A harmful consequence of continual projection is when the trait becomes incorporated into one’s identity. For example, a father who never built a successful career might tell his son, “You won’t amount to anything” or, “Don’t even bother trying.” He is projecting his own insecurities onto his son, yet his son might internalize that message, believing that he will never be successful.
Although it’s difficult to do so, individuals who experience this can try to remember that the criques are about the other person, and to be confident in who they are outside of that relationship.
A common source of projection in romantic relationships emerges when unconscious feelings toward a parent are projected onto the person’s partner. If the partner then identifies with and expresses the feelings projected onto them, projective identification is at play.
Signs of projective identification in a relationship include having the same fight over and over again, feeling upset with your partner but not knowing why, and confusion about your reaction or your partner’s reaction to a situation. Couples can overcome projective identification by recognizing it, slowing down in conflicts, checking to make sure that they understand each other correctly, and considering couples therapy if needed.
Narcissistic people often resort to projection to protect their self-image. Complaining about how someone else is so “showy” or “always needs attention” is one example of how a narcissist might project. They may also blame others for things that have gone wrong, rather than taking responsibility themselves. As the narcissist projects more shame and criticism onto another person, that individual’s self-doubt often grows, leading to a self-reinforcing cycle.
Setting boundaries can help you respond to projection.
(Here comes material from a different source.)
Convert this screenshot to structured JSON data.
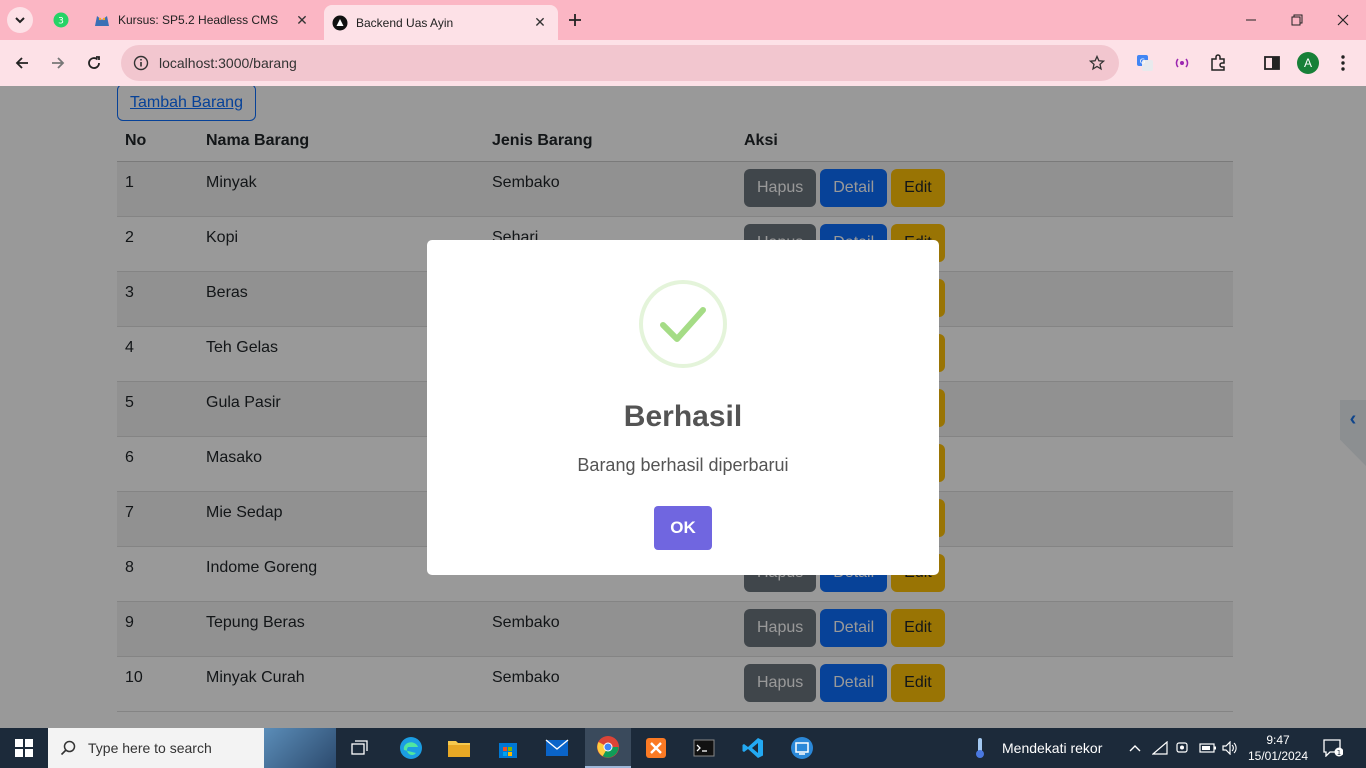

Responding with clear statements such as “I disagree” or “I don’t see it that way” can deflect the projection and may prompt the person to reflect or take responsibility. It can also prevent you from internalizing unfair criticism or blame. But if the person continues to project, and seems unable to move forward, it may be necessary to remove yourself from the conversation.
Projection can reveal hidden insecurities or beliefs that are valuable to explore in therapy. It also relates to the phenomenon of transference, in which a patient transfers feelings he or she has toward another important figure in their life onto a therapist. While projection can occur in different contexts, transference is primarily understood through a therapeutic lens. (For more, see Transference.)
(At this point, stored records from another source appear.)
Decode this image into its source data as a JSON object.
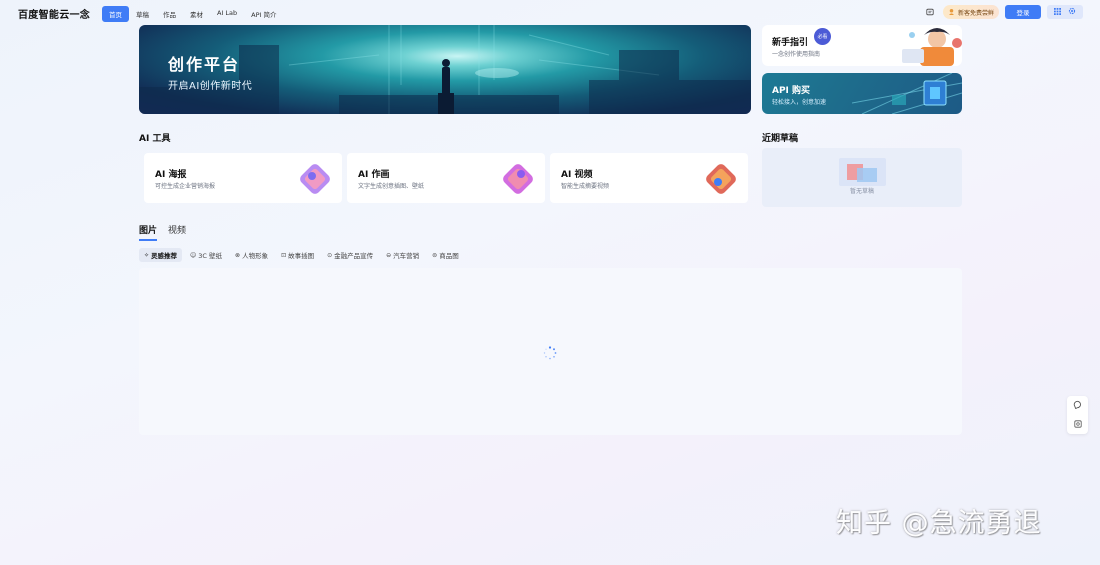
{
  "header": {
    "logo": "百度智能云一念",
    "nav": [
      {
        "label": "首页",
        "active": true
      },
      {
        "label": "草稿",
        "active": false
      },
      {
        "label": "作品",
        "active": false
      },
      {
        "label": "素材",
        "active": false
      },
      {
        "label": "AI Lab",
        "active": false
      },
      {
        "label": "API 简介",
        "active": false
      }
    ],
    "promo_label": "新客免费尝鲜",
    "login_label": "登录"
  },
  "banner": {
    "title": "创作平台",
    "subtitle": "开启AI创作新时代"
  },
  "guide_card": {
    "title": "新手指引",
    "subtitle": "一念创作使用指南",
    "badge": "必看"
  },
  "api_card": {
    "title": "API 购买",
    "subtitle": "轻松接入，创意加速"
  },
  "ai_tools": {
    "heading": "AI 工具",
    "items": [
      {
        "title": "AI 海报",
        "subtitle": "可控生成企业营销海报"
      },
      {
        "title": "AI 作画",
        "subtitle": "文字生成创意插图、壁纸"
      },
      {
        "title": "AI 视频",
        "subtitle": "智能生成摘要视频"
      }
    ]
  },
  "drafts": {
    "heading": "近期草稿",
    "empty_text": "暂无草稿"
  },
  "gallery": {
    "tabs": [
      {
        "label": "图片",
        "active": true
      },
      {
        "label": "视频",
        "active": false
      }
    ],
    "filters": [
      {
        "label": "灵感推荐",
        "active": true,
        "icon": "sparkle-icon"
      },
      {
        "label": "3C 壁纸",
        "active": false,
        "icon": "smile-icon"
      },
      {
        "label": "人物形象",
        "active": false,
        "icon": "person-icon"
      },
      {
        "label": "故事插图",
        "active": false,
        "icon": "image-icon"
      },
      {
        "label": "金融产品宣传",
        "active": false,
        "icon": "coin-icon"
      },
      {
        "label": "汽车营销",
        "active": false,
        "icon": "car-icon"
      },
      {
        "label": "商品图",
        "active": false,
        "icon": "bag-icon"
      }
    ]
  },
  "watermark": "知乎 @急流勇退",
  "colors": {
    "accent": "#3f7cf6",
    "text": "#1d2129",
    "muted": "#6b7280"
  }
}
While psychodynamic and psychoanalytic therapists are more likely than others to invoke projection as a behavior of note, therapists trained in all modalities are familiar with the construct. Some may discuss a person misattributing or misunderstanding their own biases, without labeling such behavior "projection."
Through their conversations, a therapist may observe that a patient seems to be projecting, either onto the therapist or toward other people in the patient’s life. For example, a therapist might realize that a patient continuously posits that their partner is having an affair, with no evidence. The therapist might explore whether the patient is secure in the relationship or is perhaps the one struggling to remain faithful. Projection can be an opportunity to identify difficult emotions that need to be processed.
If a therapist suspects that a patient is projecting—either onto the therapist or onto other people in the patient’s life—they will likely explore the patient’s reaction. Understanding why the patient is reacting to the therapist with such a strong emotion, or misinterpreting a therapist’s statements, can help reveal underlying relationship challenges that should be discussed and resolved.